-------- Data provided --------

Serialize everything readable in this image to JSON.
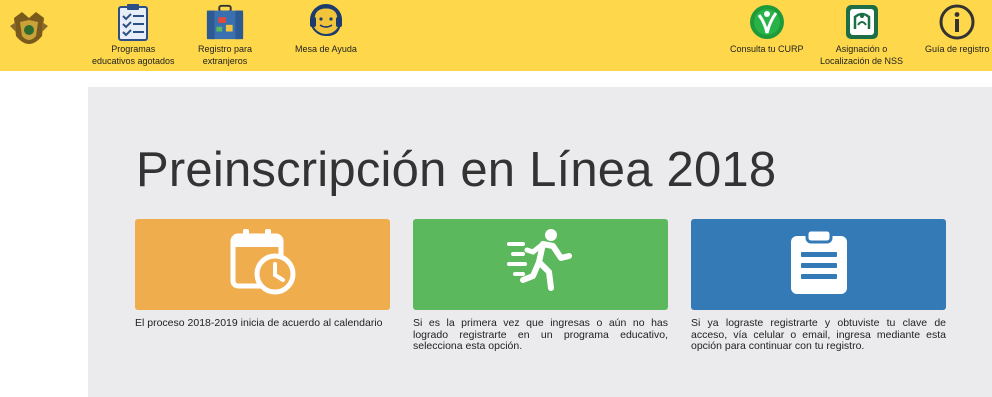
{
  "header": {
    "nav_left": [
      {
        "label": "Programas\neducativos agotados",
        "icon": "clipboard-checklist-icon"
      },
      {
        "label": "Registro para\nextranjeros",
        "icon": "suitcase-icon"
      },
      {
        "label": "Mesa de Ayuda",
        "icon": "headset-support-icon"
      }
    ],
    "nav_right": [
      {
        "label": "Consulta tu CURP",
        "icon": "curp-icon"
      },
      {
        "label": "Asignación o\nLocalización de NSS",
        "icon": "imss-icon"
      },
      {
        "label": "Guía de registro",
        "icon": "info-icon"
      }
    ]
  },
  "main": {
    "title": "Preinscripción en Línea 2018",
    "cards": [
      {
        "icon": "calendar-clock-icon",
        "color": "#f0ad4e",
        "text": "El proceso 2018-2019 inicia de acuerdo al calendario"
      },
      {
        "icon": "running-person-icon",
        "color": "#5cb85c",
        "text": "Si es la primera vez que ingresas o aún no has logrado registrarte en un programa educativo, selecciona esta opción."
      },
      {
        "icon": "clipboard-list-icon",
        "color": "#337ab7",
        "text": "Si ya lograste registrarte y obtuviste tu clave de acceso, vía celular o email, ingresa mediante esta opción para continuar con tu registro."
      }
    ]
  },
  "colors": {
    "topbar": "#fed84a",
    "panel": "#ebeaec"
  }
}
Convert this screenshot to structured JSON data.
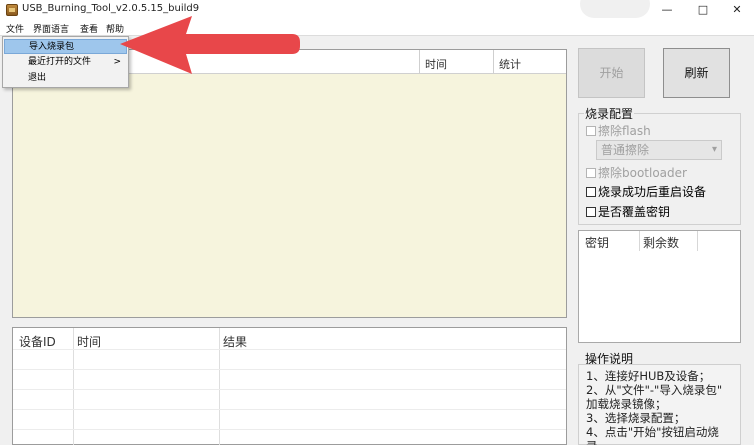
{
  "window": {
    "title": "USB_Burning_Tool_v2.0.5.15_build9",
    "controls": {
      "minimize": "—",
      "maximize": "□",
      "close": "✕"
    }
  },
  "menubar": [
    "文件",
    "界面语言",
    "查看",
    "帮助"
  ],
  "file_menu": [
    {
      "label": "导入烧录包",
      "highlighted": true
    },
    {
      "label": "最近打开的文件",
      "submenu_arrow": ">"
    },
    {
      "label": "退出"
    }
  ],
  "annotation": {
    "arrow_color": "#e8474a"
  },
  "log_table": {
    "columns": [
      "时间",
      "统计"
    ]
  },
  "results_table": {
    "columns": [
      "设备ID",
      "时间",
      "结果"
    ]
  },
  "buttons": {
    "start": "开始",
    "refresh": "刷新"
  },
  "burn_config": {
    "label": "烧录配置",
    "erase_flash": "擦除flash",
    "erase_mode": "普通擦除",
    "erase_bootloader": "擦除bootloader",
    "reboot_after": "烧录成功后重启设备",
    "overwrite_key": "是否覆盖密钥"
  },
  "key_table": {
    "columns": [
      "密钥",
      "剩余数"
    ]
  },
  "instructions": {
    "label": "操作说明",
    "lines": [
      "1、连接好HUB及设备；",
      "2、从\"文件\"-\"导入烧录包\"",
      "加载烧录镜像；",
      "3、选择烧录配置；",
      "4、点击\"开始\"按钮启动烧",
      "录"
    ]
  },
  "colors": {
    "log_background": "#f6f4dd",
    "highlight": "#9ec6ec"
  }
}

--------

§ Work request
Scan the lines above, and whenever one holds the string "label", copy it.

§ Written response
        "label": "Programas\neducativos agotados",
        "label": "Registro para\nextranjeros",
        "label": "Mesa de Ayuda",
        "label": "Consulta tu CURP",
        "label": "Asignación o\nLocalización de NSS",
        "label": "Guía de registro",
      "label": "导入烧录包",
      "label": "最近打开的文件",
      "label": "退出"
    "label": "烧录配置",
    "label": "操作说明",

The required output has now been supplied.